The ‘Our Children’s Wheat’ programme, now in its second year, establishes model farms in five governorates across Egypt, with 10 each in Luxor, Aswan, Sohag and Beheira, and 30 in Minya. Each year the programme sets up new farms in the governorates, each on main roads, to maximise farmers’ exposure to the pilot sites.
The aim of the project is to improve Egypt’s self-sufficiency in wheat, its most important staple food crop, according to Ola Loutfi, corporate and government affairs manager for Egypt and Levant at Mondelez. While Egypt produces around 8m tonnes of wheat per year, it imports up to 10m tonnes more.
“We found out that farmers were using a very old planting technique, which they learned from their ancestors – this was the only way they knew. The farmers used a huge number of seeds to plant an area – when the seeds started to grow, the fields were very green, they looked nice. This was a sign for the farmers that they’d be having a good crop. And they used to irrigate the fields for six or seven hours,” said Loutfi.
“The result was, the roots of the plants were very tangled, and created a suitable environment for catching diseases and pests.
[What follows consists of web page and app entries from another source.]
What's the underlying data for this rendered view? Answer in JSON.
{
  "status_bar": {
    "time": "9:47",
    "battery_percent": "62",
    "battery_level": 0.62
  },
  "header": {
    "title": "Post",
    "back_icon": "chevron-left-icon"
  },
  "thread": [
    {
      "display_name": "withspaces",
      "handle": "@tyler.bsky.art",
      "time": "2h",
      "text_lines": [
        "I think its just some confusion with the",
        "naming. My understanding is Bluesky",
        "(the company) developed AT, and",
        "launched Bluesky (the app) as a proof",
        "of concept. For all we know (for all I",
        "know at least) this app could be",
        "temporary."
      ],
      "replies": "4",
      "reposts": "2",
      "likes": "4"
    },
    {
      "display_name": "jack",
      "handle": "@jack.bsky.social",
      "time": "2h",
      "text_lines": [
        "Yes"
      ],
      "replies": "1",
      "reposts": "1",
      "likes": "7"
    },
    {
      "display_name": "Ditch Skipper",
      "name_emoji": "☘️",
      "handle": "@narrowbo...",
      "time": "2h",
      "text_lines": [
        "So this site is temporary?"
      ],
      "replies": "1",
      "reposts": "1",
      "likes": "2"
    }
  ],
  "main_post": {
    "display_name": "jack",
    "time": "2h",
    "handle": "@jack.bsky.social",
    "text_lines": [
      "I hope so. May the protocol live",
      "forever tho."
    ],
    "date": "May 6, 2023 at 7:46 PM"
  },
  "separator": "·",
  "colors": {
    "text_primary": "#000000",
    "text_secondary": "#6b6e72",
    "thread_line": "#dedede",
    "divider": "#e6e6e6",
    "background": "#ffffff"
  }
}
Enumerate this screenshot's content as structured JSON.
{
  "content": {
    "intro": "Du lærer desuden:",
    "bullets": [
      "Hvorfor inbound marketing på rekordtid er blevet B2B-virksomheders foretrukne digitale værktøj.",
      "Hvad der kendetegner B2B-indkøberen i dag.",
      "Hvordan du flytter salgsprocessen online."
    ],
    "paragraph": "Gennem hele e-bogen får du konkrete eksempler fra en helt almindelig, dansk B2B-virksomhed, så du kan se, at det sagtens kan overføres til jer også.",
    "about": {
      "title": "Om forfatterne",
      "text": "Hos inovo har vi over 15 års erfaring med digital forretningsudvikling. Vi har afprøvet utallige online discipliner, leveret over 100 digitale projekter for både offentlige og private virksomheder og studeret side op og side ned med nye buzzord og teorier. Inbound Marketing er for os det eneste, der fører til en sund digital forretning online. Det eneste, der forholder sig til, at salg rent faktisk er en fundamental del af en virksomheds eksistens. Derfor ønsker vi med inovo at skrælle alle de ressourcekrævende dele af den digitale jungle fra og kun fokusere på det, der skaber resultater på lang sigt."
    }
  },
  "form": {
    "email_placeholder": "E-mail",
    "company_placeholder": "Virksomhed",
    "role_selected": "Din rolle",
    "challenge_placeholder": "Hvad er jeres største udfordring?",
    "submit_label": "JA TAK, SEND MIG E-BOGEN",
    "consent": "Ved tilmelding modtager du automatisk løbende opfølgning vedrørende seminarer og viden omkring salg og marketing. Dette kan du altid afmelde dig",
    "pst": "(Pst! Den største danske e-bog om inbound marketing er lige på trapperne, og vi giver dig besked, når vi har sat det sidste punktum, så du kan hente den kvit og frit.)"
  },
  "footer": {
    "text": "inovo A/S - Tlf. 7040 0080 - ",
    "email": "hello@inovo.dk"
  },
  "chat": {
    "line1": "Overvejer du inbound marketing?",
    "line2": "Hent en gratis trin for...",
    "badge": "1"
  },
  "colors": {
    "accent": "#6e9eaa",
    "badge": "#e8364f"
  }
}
They were lacking minerals from the ground, because too many seeds were growing in any one area, and there was too much water, so the roots started to go bad over time,” she added.
Care and Mondelez worked with the Egyptian Ministry of Agriculture to develop a new planting system which would be effective for the country’s wheat farmers. The new process sees wheat rows elevated by 1.2m, more space between plants, and irrigation channels which are used for a maximum of three hours a day.
“The result was very healthy crops, with enough minerals in the soil to give the plants good nutrition, and not vulnerable to pests. We made around a 60% saving in seeds for planting, and more than 30% for water. And we increased the production per feddan (0.42 hectare),” Loutfi explained.
Above the saving on seeds and water, yields were also up significantly, by an average of more than 10% across the model farms which adopted the techniques, where harvests brought in around 1,200kg per feddan before the new system. According to Loutfi, one farmer from the first year saw yields rise to 2,700kg per feddan in year one, and this year to more than 4,200kg.
She said one of the biggest challenges was resistance from farmers to the new system: “When they heard about our new technique, they said they weren’t going to use it – when the wheat started to grow, the fields didn’t look very green, like they were used to. We explained this was not about how the field looks, but about the result, and told them if they didn’t see better results, we would pay them the money for their feddans.”
In fact all the farmers saw improved harvests – and as a result, became the project’s best advocates in their communities. Mondelez estimates that, beyond the farms directly involved in the scheme, another 98 farms have followed its system this year alone, and by the end of the project around 7,500 farmers will have been educated.
“The success we’ve seen during the project is making us think about the way forward, and whether we should continue the project. People just started to get to know about the project, and talk about the new techniques – we’re finding that after three years, the project will be at the peak of its success. So this is driving us to think whether we should continue, on a different angle but with the same topic of wheat harvests,” said Loutfi.